The graphic novel format of Essex County brings attention to the ways that bodies occupy spaces and the absence that they leave in the spaces they cease to occupy. 
To discover more about Essex County visit Top Shelf Productions at http://www.topshelfcomix.com/catalog/essex-county/640

To find out more about Jeff Lemire, visit his website at http://jefflemire.blogspot.ca/ 

Ageing “Usefully”

A Review of Teri Babcock’s “Prometheus on the Operating Table” in Lazarus Risen (Bundoran Press, 2016)
By Derek Newman-Stille

Frequently, the discourse around ageing is that elderly people are no longer useful in our society. Teri Babcock’s “Prometheus on the Operating Table” complicates these ideas of “usefulness” around ageing by creating an aged character who is the most useful person on the planet, indeed the story opens with “Old as I am, Im useful still, so they keep me alive”. After a viral outbreak damages the livers of Earth’s inhabitants, a 120 year old man discovers that he is the only person with immunity and his liver is repeatedly cut into smaller pieces to be disributed amongst the remaining population. 
The discourse of usefulness shapes his care and he receives extra care because of his perceived importance, pointing out that frequently care is constructed as something that should only be available to the few people who society deems are useful. Yet, his care is also related to constant monitoring and control. He lives out his extended life in a coffin-like pod with a zipper attached to his body for easy access to his liver. Quality of life isn’t a concern for his care-givers and instead they focus on providing him with bodily necessities which reflect their own necessities for the use of his body.
While in “care”, his body is treated as a useable commodity, controlled and without options, and simultaneously treated as a resource to be exploited both for his liver and also for his other bodily fluids since his sperm is also taken and used to impregnate people without his consent. 
Yet, Babcock brings attention to the way that care of aged people need to take into account psychological and social needs, portraying a decline in health coming from depression.
Babcock brings critical attention to the treatment of aged bodies and perceptions about identity and critical needs by portraying a future in which an aged body is constructed as extremely useful, resisting the social portrayal of ageing as a decline in use.
To discover more about Lazarus Risen, visit the Bundoran Press website at http://www.bundoranpress.com/product/1/Lazarus-Risen

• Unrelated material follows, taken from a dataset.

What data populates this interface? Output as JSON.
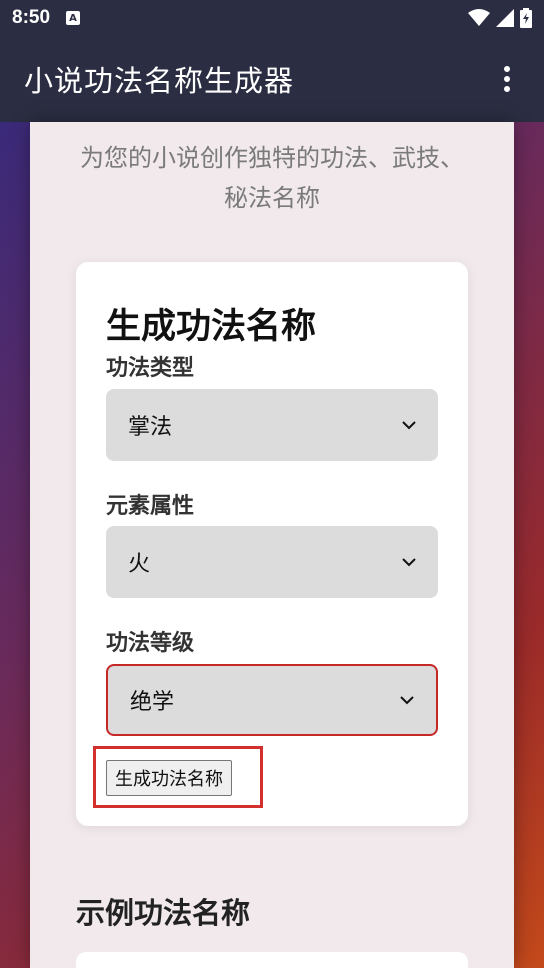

A Wilde Ride Through Time

A Review of Sean McMullen’s “The Life and Soul of the Party” in Lazarus Risen (Bundoran Press, 2016)
By Derek Newman-Stille

Sean McMullen’s steampunk tale “The Life and Soul of the Party” imagines a world where the dead can be brought back to life through the use of atomata, letting their spirits inhabit the bodies of machines. McMullen plays with that classic philosophical question – who deserves immortality. 
“The Life and Soul of the Party” focusses on two spirits brought back from the grave – Oscar Wilde and the Lady Avondale, two people whose lives were shaped by social censoring and gossip. These are two people whose lives have been challenged and changed by their peers ultimately are given the experience of separation from the human experience of death. 

McMullen explores why Wilde and Avondale would be chosen for immortality, examining questions of science and what it means to be human while also reflecting on the potential losses to humanity that occur with extreme age in a non-human body. 

To discover more about Lazarus Risen, visit Bundoran Press’ website at http://www.bundoranpress.com/product/1/Lazarus-Risen